Exercise description: What is the number of lines in this data that contain the word "brand"? Give the number alone.

*** Opening Source data ***

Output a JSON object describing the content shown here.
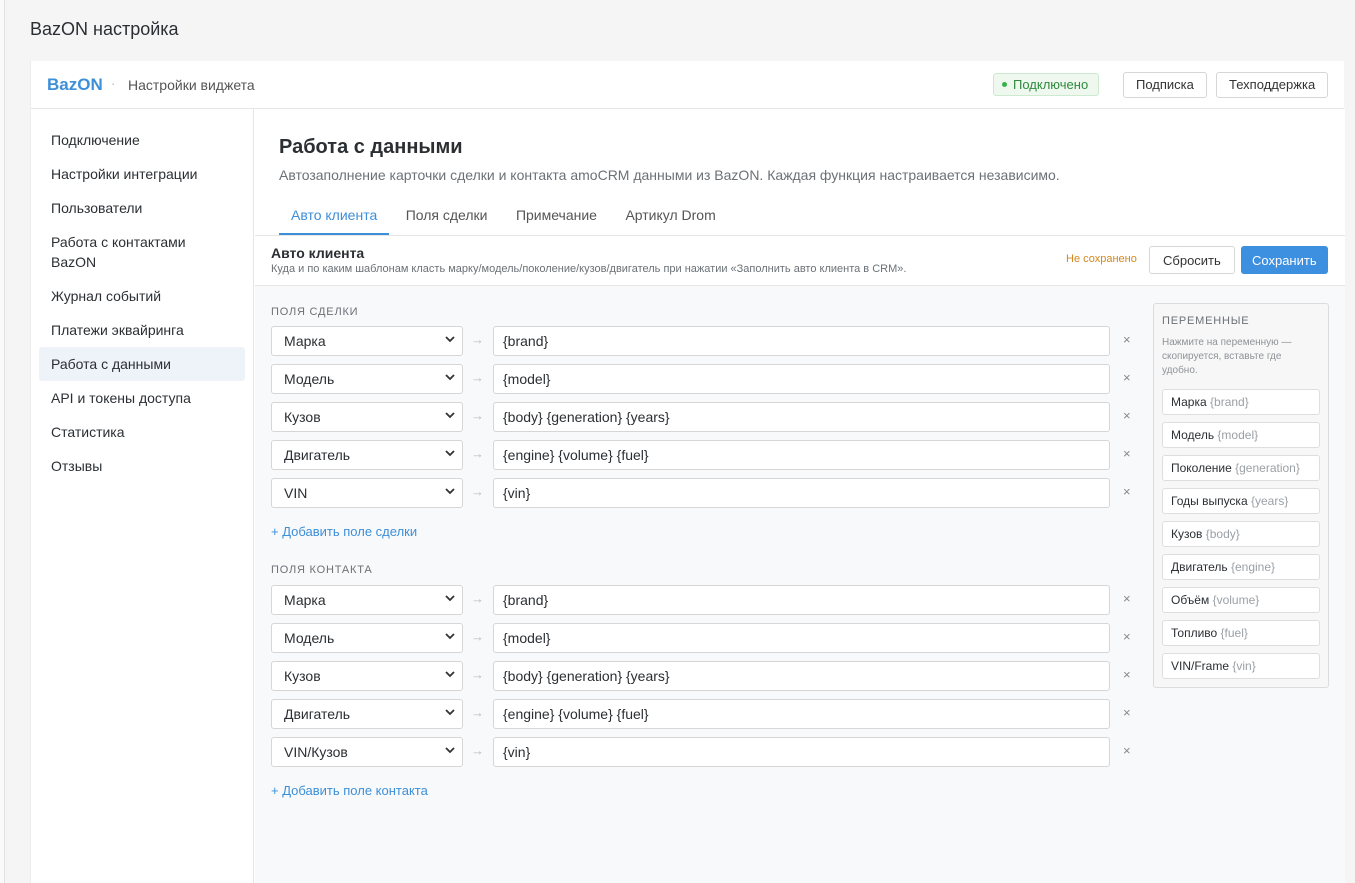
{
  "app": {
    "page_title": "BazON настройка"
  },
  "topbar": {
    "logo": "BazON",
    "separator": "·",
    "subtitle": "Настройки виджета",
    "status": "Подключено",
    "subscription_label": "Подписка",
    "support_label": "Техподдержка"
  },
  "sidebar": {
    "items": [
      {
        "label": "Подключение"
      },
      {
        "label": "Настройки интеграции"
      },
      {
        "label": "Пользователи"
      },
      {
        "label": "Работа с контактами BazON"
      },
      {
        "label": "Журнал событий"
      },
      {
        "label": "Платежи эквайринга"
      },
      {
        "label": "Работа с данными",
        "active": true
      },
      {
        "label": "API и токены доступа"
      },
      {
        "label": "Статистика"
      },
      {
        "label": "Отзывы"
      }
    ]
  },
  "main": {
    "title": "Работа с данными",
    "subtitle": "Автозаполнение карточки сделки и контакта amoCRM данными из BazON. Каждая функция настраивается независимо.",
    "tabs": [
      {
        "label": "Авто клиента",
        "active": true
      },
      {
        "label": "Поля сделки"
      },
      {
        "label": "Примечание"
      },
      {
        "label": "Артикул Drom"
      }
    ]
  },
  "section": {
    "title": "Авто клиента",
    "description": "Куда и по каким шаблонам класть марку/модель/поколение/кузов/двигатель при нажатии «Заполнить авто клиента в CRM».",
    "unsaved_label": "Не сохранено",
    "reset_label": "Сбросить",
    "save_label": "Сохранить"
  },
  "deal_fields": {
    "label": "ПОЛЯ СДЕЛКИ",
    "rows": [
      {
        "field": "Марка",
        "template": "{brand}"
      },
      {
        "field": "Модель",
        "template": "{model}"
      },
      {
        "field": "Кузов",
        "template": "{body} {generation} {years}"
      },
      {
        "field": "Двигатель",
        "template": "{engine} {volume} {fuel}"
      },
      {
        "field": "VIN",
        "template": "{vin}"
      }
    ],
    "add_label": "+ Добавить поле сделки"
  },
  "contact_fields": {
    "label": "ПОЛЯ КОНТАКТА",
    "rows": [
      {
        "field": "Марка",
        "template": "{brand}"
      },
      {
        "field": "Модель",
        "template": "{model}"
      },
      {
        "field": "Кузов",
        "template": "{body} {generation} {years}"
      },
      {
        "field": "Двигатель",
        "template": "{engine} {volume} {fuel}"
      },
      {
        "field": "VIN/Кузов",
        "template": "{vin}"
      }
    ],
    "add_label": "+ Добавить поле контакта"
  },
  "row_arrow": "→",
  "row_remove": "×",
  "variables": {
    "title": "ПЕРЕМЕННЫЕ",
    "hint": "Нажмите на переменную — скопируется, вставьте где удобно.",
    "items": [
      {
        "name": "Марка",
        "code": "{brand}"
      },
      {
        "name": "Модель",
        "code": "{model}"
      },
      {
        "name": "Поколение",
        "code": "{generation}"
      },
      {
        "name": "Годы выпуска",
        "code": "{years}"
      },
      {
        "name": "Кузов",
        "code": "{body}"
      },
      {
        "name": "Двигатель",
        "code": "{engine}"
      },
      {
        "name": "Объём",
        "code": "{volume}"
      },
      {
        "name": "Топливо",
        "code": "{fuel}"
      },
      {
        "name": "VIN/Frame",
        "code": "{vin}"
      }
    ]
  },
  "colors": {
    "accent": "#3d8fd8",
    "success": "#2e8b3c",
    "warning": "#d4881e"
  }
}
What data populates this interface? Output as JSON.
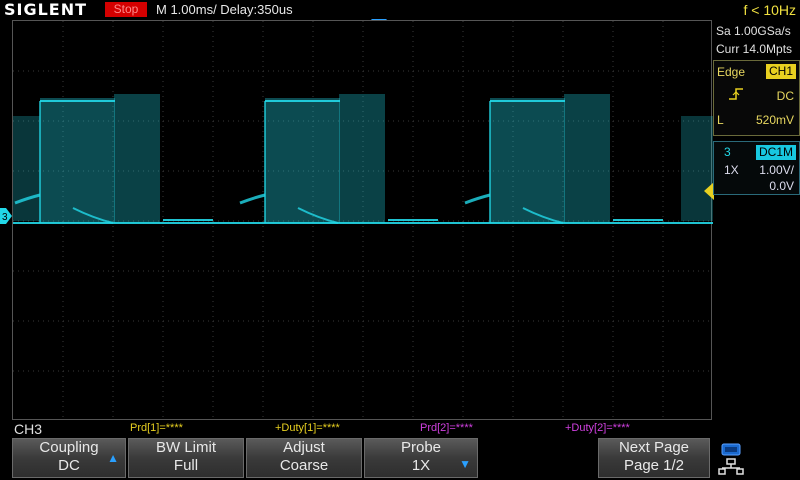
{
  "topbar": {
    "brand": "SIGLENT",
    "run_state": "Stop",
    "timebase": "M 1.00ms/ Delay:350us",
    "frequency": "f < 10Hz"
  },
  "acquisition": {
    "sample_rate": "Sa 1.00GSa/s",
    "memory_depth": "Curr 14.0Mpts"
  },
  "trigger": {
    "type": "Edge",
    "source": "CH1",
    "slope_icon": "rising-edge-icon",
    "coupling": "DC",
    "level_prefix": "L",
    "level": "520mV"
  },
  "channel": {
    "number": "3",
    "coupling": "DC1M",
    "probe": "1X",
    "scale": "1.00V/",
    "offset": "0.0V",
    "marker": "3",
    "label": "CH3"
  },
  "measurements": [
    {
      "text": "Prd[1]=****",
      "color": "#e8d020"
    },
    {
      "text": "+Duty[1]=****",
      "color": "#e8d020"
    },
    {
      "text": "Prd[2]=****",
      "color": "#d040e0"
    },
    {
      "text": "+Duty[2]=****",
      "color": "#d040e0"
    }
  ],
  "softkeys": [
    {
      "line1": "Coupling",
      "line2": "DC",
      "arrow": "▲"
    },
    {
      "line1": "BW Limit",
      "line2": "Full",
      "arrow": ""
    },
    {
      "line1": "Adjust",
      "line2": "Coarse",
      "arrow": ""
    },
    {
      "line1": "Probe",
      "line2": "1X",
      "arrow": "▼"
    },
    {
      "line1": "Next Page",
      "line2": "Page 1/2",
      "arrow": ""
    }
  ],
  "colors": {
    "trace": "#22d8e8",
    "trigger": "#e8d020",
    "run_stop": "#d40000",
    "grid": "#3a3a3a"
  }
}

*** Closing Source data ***

Task output: 4